▶ _Required work_
Each record must be printed again exactly as given.

▶ _Records for this exercise_

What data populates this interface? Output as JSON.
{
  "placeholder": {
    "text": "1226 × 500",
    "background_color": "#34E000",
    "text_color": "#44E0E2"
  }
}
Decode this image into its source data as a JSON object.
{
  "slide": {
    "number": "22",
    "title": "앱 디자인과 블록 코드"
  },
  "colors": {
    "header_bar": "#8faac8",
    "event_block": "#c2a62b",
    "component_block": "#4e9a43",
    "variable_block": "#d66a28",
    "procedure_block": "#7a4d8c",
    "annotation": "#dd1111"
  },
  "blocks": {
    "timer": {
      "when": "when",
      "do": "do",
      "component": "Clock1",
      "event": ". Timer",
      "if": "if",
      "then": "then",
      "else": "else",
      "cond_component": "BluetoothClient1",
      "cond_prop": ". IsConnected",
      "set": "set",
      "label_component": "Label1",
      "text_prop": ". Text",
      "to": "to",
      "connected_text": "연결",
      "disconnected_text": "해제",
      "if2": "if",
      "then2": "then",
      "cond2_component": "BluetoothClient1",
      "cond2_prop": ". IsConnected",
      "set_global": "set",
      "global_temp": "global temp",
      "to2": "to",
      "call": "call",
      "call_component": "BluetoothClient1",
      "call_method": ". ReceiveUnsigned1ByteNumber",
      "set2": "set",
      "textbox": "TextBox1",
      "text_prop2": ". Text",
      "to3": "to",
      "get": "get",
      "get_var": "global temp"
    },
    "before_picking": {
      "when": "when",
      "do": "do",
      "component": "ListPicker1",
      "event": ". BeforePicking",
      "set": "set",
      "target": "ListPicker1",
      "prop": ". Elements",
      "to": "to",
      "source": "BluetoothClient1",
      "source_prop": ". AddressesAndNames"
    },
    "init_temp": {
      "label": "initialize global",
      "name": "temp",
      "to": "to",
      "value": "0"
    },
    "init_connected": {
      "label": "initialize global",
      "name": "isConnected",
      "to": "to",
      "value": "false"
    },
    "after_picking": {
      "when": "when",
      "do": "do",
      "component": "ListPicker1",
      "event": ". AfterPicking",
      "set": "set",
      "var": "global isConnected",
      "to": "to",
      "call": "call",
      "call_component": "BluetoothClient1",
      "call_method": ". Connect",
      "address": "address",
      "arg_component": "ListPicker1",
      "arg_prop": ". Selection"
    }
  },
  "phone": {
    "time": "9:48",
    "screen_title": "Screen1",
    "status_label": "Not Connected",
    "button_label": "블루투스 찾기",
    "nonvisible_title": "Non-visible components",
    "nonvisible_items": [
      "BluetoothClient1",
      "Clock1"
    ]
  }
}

▶ _Problem solution_
What data populates this interface? Output as JSON.
{
  "placeholder": {
    "text": "1226 × 500",
    "background_color": "#34E000",
    "text_color": "#44E0E2"
  }
}
Decode this image into its source data as a JSON object.
{
  "slide": {
    "number": "22",
    "title": "앱 디자인과 블록 코드"
  },
  "colors": {
    "header_bar": "#8faac8",
    "event_block": "#c2a62b",
    "component_block": "#4e9a43",
    "variable_block": "#d66a28",
    "procedure_block": "#7a4d8c",
    "annotation": "#dd1111"
  },
  "blocks": {
    "timer": {
      "when": "when",
      "do": "do",
      "component": "Clock1",
      "event": ". Timer",
      "if": "if",
      "then": "then",
      "else": "else",
      "cond_component": "BluetoothClient1",
      "cond_prop": ". IsConnected",
      "set": "set",
      "label_component": "Label1",
      "text_prop": ". Text",
      "to": "to",
      "connected_text": "연결",
      "disconnected_text": "해제",
      "if2": "if",
      "then2": "then",
      "cond2_component": "BluetoothClient1",
      "cond2_prop": ". IsConnected",
      "set_global": "set",
      "global_temp": "global temp",
      "to2": "to",
      "call": "call",
      "call_component": "BluetoothClient1",
      "call_method": ". ReceiveUnsigned1ByteNumber",
      "set2": "set",
      "textbox": "TextBox1",
      "text_prop2": ". Text",
      "to3": "to",
      "get": "get",
      "get_var": "global temp"
    },
    "before_picking": {
      "when": "when",
      "do": "do",
      "component": "ListPicker1",
      "event": ". BeforePicking",
      "set": "set",
      "target": "ListPicker1",
      "prop": ". Elements",
      "to": "to",
      "source": "BluetoothClient1",
      "source_prop": ". AddressesAndNames"
    },
    "init_temp": {
      "label": "initialize global",
      "name": "temp",
      "to": "to",
      "value": "0"
    },
    "init_connected": {
      "label": "initialize global",
      "name": "isConnected",
      "to": "to",
      "value": "false"
    },
    "after_picking": {
      "when": "when",
      "do": "do",
      "component": "ListPicker1",
      "event": ". AfterPicking",
      "set": "set",
      "var": "global isConnected",
      "to": "to",
      "call": "call",
      "call_component": "BluetoothClient1",
      "call_method": ". Connect",
      "address": "address",
      "arg_component": "ListPicker1",
      "arg_prop": ". Selection"
    }
  },
  "phone": {
    "time": "9:48",
    "screen_title": "Screen1",
    "status_label": "Not Connected",
    "button_label": "블루투스 찾기",
    "nonvisible_title": "Non-visible components",
    "nonvisible_items": [
      "BluetoothClient1",
      "Clock1"
    ]
  }
}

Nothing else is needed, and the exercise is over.